What if you got the chance to be everyone’s fantasy?
When she flees to D.C. in the midst of a divorce, the last thing Joanie Price expects is to become a courtesan, but, as her true self struggles to be realized, this is exactly what happens. Along with Joanie, we are drawn into the pleasures and benefits, the nuances and norms, of the patrons who lavishly support her and vie for her attention. In modern society such a thing has a decidedly negative connotation—like so many other uncomfortable realities, we prefer to hide such sexual arrangements behind closed doors simply because we can. Against the backdrop of the 2008 Obama presidential campaign and the wars in Iraq and Afghanistan, the questions Joanie’s new lifestyle raises about who Americans have become and where they’re headed are provocative as well as evocative.
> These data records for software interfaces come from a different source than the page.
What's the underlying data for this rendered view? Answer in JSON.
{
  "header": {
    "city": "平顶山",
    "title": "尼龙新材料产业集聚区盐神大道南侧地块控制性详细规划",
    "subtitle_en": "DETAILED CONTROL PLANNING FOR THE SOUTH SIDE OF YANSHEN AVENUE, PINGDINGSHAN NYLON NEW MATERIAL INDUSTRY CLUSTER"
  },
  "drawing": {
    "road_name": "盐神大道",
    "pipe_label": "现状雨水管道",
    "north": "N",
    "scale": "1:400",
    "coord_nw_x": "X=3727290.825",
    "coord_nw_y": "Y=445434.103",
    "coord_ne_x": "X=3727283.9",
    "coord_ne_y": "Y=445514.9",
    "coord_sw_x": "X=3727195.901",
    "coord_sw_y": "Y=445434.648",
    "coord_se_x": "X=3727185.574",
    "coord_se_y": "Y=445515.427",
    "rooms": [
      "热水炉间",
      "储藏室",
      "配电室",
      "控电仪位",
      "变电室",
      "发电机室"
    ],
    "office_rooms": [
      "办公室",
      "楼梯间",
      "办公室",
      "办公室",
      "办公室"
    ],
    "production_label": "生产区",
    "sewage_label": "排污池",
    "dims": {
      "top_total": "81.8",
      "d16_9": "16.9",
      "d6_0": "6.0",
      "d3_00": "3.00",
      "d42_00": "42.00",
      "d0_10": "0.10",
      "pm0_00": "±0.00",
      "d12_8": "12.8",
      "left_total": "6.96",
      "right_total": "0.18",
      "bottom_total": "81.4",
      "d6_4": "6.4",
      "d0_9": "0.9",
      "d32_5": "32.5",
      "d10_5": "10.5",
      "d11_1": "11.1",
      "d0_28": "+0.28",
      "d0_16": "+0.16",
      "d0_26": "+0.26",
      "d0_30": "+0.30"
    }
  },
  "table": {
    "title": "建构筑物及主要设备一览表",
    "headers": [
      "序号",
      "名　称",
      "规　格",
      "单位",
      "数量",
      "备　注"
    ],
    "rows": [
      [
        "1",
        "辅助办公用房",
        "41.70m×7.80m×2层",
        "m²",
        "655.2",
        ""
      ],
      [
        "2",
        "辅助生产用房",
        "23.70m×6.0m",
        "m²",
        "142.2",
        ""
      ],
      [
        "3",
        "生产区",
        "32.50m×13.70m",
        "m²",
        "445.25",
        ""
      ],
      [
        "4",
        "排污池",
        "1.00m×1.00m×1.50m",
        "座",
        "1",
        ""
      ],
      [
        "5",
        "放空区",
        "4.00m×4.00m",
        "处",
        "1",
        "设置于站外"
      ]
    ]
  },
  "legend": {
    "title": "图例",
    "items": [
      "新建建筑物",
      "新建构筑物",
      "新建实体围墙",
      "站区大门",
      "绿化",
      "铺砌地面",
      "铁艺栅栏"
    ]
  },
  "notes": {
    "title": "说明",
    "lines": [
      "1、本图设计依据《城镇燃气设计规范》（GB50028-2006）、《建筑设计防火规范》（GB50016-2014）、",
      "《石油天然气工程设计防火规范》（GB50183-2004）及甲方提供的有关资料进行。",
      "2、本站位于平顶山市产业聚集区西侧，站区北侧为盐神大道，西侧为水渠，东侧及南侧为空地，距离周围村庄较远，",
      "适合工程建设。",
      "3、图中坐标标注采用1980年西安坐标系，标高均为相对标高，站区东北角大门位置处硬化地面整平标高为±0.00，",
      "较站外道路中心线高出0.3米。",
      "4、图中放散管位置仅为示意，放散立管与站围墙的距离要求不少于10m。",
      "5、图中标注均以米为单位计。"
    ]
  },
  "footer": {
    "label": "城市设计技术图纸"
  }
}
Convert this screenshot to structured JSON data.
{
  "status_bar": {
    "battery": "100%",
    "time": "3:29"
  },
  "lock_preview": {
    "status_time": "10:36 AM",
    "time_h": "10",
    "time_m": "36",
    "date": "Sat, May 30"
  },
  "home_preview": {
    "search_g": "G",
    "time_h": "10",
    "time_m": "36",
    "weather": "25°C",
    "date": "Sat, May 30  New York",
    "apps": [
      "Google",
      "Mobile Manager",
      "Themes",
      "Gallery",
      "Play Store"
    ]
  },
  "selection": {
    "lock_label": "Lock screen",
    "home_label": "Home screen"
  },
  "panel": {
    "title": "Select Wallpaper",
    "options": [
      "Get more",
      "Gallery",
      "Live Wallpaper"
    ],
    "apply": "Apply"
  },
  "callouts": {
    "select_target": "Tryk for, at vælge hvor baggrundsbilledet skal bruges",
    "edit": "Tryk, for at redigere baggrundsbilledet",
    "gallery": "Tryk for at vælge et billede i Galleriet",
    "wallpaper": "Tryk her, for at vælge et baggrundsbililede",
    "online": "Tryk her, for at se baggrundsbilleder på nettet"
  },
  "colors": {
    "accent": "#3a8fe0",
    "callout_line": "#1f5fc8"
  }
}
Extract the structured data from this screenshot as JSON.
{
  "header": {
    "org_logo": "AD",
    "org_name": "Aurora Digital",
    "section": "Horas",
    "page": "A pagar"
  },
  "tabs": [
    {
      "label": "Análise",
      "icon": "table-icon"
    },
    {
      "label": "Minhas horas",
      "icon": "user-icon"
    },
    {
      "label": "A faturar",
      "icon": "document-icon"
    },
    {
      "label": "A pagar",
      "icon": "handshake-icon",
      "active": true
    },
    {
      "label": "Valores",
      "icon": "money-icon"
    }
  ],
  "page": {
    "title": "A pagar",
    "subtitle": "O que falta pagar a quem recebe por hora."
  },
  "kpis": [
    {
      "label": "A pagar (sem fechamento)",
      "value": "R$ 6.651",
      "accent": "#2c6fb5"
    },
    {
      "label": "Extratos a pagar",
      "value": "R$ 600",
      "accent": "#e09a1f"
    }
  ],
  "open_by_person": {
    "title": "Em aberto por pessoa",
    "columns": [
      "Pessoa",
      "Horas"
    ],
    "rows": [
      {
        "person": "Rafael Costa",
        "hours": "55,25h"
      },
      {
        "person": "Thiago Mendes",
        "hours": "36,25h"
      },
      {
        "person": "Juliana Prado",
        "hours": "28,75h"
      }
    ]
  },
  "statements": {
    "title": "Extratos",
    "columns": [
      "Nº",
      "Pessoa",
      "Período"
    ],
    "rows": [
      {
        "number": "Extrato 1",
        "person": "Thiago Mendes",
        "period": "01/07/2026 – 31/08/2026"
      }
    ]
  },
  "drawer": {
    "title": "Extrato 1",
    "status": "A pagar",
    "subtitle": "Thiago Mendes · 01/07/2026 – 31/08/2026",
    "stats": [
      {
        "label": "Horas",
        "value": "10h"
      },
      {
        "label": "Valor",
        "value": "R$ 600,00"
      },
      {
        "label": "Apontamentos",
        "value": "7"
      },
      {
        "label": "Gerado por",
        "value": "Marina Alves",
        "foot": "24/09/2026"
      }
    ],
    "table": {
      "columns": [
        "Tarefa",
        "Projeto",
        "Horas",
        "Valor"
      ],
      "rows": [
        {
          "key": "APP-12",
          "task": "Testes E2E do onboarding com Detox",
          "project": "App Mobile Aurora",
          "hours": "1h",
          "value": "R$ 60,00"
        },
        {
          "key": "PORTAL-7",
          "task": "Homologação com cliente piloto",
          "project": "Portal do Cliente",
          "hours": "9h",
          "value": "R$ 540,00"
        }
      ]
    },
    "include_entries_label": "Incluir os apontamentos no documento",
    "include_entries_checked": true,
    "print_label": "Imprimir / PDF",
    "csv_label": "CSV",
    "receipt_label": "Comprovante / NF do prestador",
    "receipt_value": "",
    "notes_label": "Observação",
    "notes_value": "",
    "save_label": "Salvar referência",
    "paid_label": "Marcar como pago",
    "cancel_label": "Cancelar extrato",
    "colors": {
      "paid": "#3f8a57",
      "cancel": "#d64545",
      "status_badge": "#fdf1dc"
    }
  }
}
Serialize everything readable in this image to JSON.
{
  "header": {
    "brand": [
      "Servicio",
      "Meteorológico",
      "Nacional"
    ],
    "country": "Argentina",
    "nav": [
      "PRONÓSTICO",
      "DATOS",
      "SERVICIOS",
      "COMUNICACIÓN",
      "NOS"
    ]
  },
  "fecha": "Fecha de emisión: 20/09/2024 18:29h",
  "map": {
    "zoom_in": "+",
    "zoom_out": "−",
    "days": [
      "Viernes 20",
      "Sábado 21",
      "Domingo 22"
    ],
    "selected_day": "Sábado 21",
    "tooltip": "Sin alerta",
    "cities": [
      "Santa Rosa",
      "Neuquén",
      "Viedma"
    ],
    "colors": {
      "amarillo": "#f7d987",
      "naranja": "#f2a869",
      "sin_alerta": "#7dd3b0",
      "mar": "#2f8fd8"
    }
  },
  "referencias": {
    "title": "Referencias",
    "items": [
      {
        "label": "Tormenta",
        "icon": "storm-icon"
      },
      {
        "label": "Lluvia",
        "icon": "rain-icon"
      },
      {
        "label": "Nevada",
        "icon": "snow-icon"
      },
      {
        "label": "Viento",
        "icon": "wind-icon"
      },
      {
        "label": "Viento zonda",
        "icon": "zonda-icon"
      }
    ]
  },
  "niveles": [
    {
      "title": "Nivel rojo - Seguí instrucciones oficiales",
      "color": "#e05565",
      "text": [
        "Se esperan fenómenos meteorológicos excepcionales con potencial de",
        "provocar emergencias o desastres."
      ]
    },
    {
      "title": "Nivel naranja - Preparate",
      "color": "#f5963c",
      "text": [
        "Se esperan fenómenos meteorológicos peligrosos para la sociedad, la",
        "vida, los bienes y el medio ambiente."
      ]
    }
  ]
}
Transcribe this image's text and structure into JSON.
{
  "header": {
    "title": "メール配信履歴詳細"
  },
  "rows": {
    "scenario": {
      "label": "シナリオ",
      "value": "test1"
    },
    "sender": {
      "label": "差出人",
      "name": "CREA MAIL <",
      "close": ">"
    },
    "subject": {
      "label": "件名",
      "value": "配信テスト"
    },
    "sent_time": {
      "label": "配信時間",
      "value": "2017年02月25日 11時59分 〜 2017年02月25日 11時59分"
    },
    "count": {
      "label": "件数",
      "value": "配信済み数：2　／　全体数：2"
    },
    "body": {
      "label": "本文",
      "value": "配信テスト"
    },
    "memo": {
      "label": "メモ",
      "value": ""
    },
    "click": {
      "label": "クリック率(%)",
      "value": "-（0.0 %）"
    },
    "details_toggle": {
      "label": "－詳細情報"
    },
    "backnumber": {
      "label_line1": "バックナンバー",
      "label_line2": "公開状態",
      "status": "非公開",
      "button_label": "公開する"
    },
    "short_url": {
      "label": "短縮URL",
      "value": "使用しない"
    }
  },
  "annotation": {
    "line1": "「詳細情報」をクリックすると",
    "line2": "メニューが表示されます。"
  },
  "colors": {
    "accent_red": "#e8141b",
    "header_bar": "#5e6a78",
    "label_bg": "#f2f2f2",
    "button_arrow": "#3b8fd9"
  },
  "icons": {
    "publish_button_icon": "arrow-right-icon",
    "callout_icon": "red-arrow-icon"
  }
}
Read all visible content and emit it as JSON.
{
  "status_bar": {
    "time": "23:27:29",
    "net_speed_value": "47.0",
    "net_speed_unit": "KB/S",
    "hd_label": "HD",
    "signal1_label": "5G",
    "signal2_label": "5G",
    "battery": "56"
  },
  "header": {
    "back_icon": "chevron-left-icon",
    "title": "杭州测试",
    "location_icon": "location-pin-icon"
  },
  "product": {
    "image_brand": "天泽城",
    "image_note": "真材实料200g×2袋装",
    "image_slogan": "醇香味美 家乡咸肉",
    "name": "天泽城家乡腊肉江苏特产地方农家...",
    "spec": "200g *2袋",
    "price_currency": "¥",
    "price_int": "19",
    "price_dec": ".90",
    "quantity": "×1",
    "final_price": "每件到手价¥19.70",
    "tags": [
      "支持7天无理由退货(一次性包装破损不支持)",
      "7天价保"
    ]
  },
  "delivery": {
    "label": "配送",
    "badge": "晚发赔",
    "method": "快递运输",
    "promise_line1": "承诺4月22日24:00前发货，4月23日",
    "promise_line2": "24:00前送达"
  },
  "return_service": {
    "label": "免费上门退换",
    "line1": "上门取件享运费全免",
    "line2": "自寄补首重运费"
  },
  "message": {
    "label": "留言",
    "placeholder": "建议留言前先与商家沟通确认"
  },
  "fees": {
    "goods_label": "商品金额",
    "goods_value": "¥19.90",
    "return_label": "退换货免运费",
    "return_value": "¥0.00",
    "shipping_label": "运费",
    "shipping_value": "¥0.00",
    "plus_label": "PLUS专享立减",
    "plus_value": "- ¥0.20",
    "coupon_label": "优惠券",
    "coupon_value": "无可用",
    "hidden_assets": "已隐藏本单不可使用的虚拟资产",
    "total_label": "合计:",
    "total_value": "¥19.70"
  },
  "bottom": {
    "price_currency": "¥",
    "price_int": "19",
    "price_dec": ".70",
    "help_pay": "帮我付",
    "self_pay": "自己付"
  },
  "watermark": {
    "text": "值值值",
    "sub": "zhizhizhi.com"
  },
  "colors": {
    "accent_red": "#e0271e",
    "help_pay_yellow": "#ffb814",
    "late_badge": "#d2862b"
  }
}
In past eras, in some societies, such as Paris’s second Napoleonic era and during many royal reigns before, enchanting women were perceived as artists, protected and cherished by their patrons in order that they might flourish. In today’s society, where both relationships and artisans have lost their strongholds in the sacrifice toward progress and humanity, a modern-day courtesan—an artist of love—could never hope to fit in. Equally confronting and alluring, Joanie’s somewhat naïve, but completely enthralling deviation from the rules makes readers wonder why one would ever follow them in the first place. No matter what your view, one thing is for certain: It’s easy and wickedly enjoyable to see ourselves in Joanie’s shoes, and as we do, her erotic experiment hurtles us through a story of self-discovery that’s raw and transformative, as well as witty and enduring.